By Randall MellMarch 17, 2018, 1:54 am

PHOENIX – Mo Martin loved her long putter.

In fact, she named her “Mona.”

For 10 years, Martin didn’t putt with anything else. She grew up with long putters, from the time she started playing when she was 5.

While Martin won the Ricoh Women’s British Open in 2014, about nine months after giving up Mona for a short putter, she said it’s taken until today to feel totally comfortable with one.

And that has her excited about this year.

Well, that and having a healthy back again.

Full-field scores from the Bank of Hope Founders Cup

“I've had a feeling that this year was going to be a good one,” Martin said. “My game is in a special place.”

Martin was beaming after a 6-under-par 66 Friday moved her two shots off the lead at the Bank of Hope Founders Cup.

“Just a beautiful day,” Martin said. “I was able to play my game, make my putts.”
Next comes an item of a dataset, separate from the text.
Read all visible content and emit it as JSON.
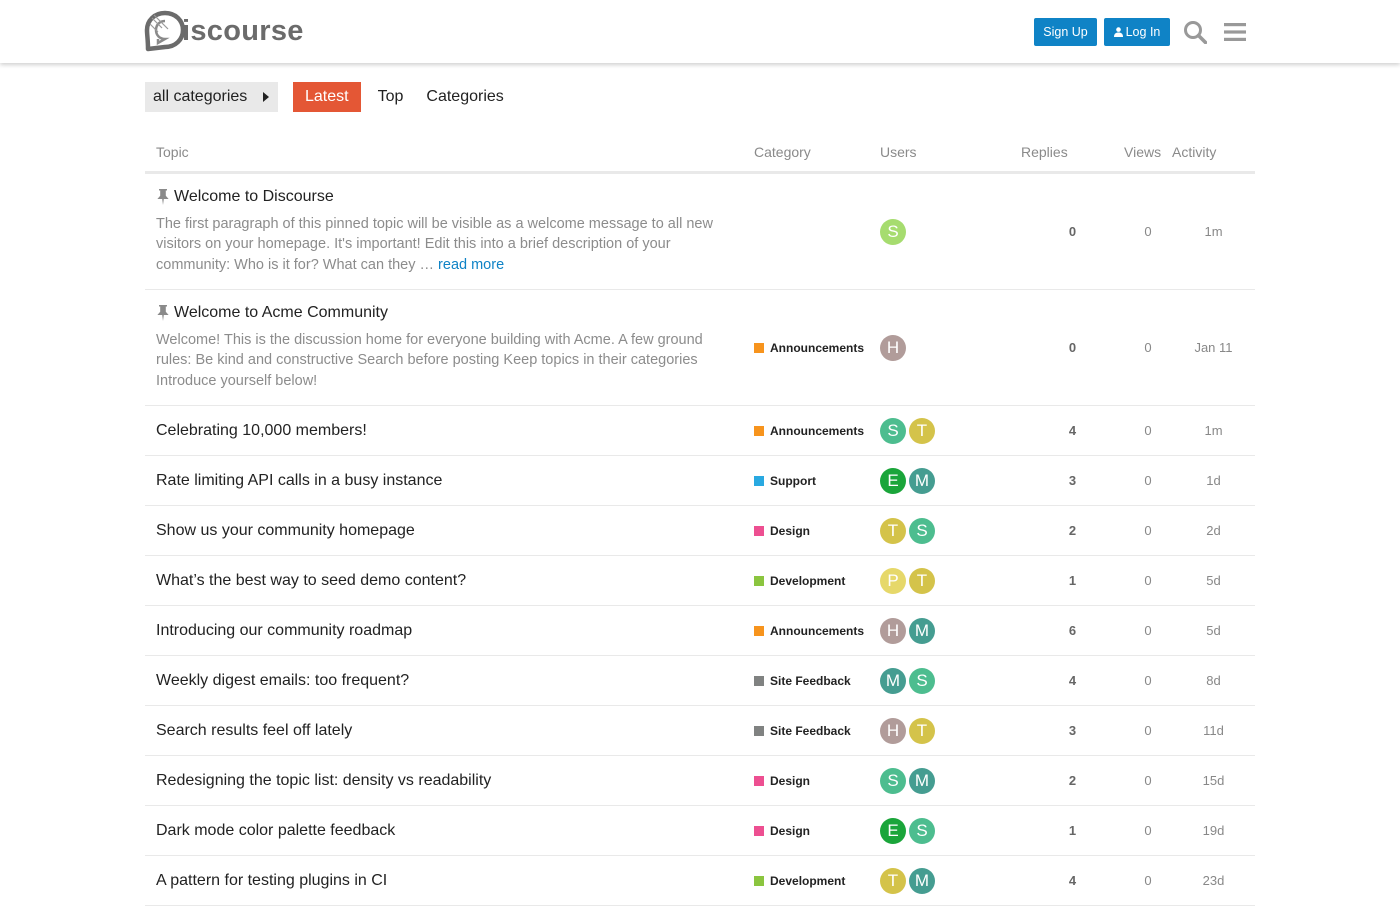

Martin hit all 14 fairways in the second round, hit 15 greens in regulation and took just 27 putts. After struggling with nagging back pain last year, she’s pain free again.

She’s happy to “just to get back to a place now where my ball striking is where it has been the last few years.”

Martin, by the way, says Mona remains preserved in a special place, “a shrine” in her home.